### WHAT NEEDS TO BE DONE
Below are records; copy exactly the line containing "Parse this screenshot: output" and every line after it, through the last.

### GIVEN ENTRIES
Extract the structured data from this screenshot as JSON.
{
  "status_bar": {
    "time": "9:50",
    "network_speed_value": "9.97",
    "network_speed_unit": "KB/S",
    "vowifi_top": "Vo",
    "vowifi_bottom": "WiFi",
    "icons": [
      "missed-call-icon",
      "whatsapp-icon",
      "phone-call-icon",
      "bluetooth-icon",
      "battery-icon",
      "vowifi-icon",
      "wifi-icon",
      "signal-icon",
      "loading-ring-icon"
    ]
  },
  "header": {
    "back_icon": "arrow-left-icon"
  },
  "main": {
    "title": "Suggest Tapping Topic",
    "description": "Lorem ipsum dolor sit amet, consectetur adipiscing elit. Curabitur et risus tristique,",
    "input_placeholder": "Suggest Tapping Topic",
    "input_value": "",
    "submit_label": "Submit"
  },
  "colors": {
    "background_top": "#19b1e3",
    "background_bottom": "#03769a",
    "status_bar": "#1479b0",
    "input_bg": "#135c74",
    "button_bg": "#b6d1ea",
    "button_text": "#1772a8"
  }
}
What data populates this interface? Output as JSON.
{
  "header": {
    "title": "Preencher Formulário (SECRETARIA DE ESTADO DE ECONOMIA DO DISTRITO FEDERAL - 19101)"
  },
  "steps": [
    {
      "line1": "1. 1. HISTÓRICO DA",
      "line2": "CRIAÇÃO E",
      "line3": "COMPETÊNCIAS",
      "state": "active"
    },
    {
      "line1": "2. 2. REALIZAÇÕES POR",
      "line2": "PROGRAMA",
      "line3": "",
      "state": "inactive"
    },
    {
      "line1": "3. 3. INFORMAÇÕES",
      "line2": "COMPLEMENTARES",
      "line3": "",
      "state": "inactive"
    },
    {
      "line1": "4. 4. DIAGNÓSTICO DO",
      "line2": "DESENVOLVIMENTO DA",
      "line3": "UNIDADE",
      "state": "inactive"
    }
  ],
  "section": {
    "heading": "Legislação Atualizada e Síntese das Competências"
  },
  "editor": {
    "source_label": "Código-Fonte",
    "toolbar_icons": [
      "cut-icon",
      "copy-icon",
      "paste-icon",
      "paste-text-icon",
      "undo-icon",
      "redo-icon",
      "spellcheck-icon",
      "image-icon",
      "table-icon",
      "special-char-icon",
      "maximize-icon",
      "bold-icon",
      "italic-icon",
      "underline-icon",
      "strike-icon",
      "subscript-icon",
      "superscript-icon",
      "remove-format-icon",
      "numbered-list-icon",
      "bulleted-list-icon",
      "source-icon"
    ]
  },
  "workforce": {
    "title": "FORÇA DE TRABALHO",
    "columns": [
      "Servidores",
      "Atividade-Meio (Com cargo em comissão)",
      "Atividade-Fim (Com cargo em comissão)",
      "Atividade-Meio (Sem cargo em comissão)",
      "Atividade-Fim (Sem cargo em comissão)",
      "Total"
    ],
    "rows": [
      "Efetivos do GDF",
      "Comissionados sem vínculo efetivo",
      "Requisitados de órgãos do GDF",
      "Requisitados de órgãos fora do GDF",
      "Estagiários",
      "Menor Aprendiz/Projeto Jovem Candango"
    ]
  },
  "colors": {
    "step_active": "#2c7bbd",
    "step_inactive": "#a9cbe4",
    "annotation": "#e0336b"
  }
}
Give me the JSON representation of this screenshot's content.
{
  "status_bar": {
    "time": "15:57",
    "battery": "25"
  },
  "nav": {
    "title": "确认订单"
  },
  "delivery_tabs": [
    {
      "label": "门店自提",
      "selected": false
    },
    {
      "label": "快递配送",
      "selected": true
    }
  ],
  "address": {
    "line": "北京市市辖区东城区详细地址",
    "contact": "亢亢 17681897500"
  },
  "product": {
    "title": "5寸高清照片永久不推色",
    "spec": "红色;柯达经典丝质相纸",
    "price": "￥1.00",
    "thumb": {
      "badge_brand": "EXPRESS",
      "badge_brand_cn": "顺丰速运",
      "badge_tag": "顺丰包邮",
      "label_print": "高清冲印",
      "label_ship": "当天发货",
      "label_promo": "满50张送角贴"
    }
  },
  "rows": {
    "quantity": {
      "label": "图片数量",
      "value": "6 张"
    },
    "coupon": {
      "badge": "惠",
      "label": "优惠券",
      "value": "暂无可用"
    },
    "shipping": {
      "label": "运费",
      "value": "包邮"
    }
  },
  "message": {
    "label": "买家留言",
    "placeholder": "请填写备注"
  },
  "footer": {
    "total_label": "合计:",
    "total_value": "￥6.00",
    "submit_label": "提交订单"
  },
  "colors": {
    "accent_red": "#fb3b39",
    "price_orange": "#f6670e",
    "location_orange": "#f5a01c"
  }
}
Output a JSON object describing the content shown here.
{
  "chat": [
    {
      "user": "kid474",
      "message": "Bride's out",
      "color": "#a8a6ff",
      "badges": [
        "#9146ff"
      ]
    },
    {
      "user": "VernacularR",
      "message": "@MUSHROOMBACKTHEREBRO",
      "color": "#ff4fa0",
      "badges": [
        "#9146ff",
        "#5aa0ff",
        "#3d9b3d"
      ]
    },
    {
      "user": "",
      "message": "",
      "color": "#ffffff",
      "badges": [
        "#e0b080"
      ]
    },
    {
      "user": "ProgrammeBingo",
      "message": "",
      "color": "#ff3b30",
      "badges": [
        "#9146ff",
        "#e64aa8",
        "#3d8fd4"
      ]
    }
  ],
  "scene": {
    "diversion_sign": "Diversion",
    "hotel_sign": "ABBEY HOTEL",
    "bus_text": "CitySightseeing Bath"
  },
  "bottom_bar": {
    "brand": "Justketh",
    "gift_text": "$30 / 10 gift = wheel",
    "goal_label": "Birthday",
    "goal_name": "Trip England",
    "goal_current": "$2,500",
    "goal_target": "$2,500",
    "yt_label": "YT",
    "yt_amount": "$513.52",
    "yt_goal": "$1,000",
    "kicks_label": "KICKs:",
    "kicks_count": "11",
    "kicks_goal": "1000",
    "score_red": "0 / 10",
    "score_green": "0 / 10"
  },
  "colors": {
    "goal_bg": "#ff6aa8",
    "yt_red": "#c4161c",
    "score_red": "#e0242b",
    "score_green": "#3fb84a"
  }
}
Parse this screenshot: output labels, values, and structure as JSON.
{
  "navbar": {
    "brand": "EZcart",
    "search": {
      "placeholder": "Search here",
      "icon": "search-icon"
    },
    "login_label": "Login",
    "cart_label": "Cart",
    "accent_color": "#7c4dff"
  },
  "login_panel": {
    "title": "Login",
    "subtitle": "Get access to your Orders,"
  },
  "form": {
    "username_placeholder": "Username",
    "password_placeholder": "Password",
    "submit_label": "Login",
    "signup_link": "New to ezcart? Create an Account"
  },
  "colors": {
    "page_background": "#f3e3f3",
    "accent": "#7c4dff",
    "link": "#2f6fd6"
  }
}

### EXPECTED ANSWER
Parse this screenshot: output labels, values, and structure as JSON.
{
  "navbar": {
    "brand": "EZcart",
    "search": {
      "placeholder": "Search here",
      "icon": "search-icon"
    },
    "login_label": "Login",
    "cart_label": "Cart",
    "accent_color": "#7c4dff"
  },
  "login_panel": {
    "title": "Login",
    "subtitle": "Get access to your Orders,"
  },
  "form": {
    "username_placeholder": "Username",
    "password_placeholder": "Password",
    "submit_label": "Login",
    "signup_link": "New to ezcart? Create an Account"
  },
  "colors": {
    "page_background": "#f3e3f3",
    "accent": "#7c4dff",
    "link": "#2f6fd6"
  }
}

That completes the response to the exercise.